- **WORK INSTRUCTIONS**: Your answer must be an exact copy of the records, with no pictures included.
INPUT Start Marker
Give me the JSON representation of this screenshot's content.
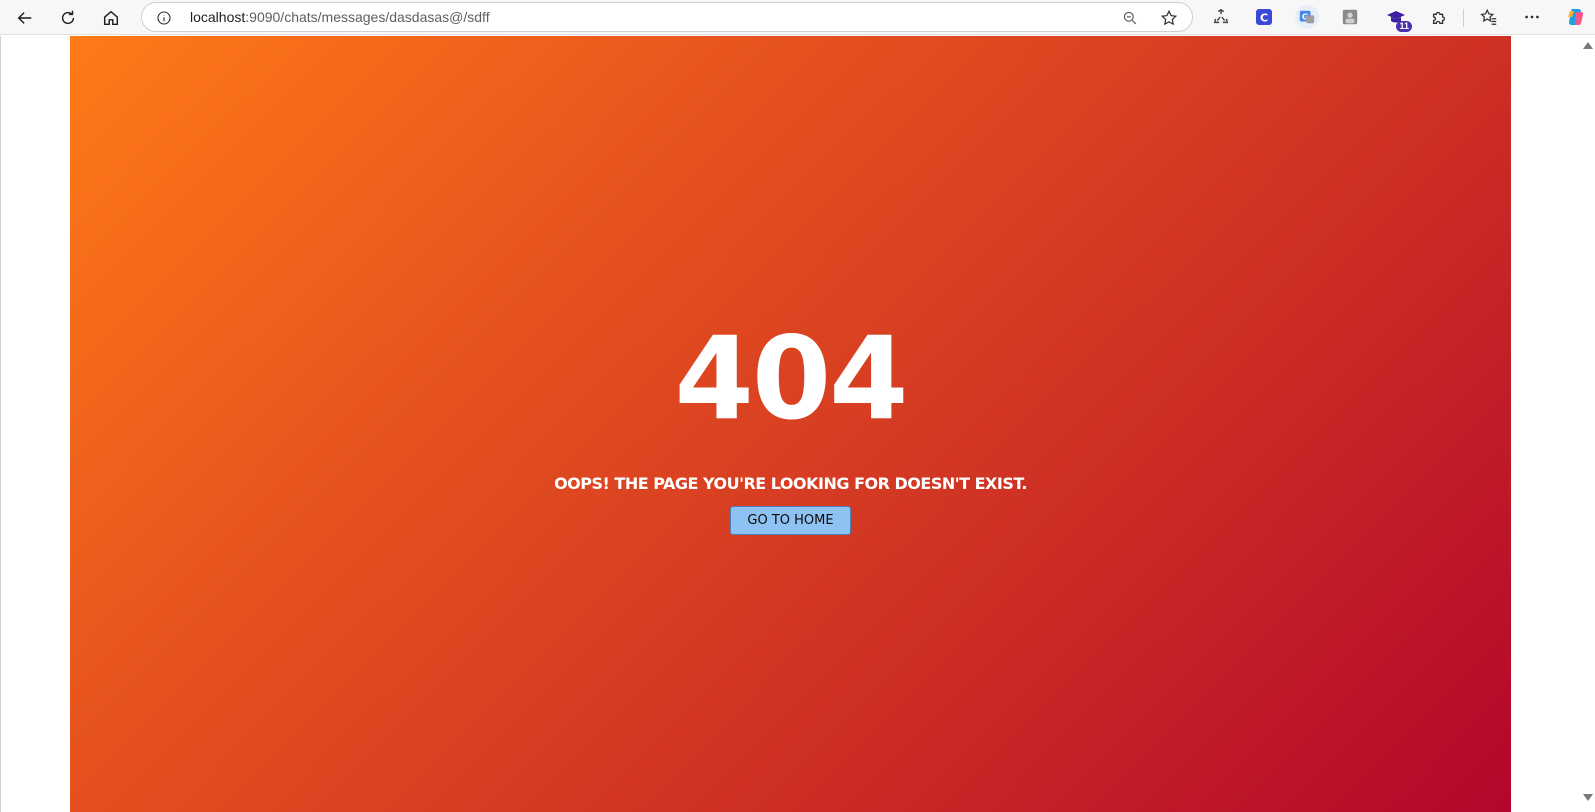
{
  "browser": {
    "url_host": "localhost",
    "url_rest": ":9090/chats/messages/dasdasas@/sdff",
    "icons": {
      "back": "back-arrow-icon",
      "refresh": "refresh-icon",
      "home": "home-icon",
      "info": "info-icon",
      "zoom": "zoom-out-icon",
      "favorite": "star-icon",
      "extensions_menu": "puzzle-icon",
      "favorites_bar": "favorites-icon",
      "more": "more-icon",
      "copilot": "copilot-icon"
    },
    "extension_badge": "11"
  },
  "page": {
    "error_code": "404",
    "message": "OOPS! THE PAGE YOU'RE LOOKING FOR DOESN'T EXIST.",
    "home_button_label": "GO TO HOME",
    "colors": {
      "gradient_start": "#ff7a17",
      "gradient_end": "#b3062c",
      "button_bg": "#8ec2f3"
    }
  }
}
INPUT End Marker
- **COMPLETED EXERCISE**:
Give me the JSON representation of this screenshot's content.
{
  "browser": {
    "url_host": "localhost",
    "url_rest": ":9090/chats/messages/dasdasas@/sdff",
    "icons": {
      "back": "back-arrow-icon",
      "refresh": "refresh-icon",
      "home": "home-icon",
      "info": "info-icon",
      "zoom": "zoom-out-icon",
      "favorite": "star-icon",
      "extensions_menu": "puzzle-icon",
      "favorites_bar": "favorites-icon",
      "more": "more-icon",
      "copilot": "copilot-icon"
    },
    "extension_badge": "11"
  },
  "page": {
    "error_code": "404",
    "message": "OOPS! THE PAGE YOU'RE LOOKING FOR DOESN'T EXIST.",
    "home_button_label": "GO TO HOME",
    "colors": {
      "gradient_start": "#ff7a17",
      "gradient_end": "#b3062c",
      "button_bg": "#8ec2f3"
    }
  }
}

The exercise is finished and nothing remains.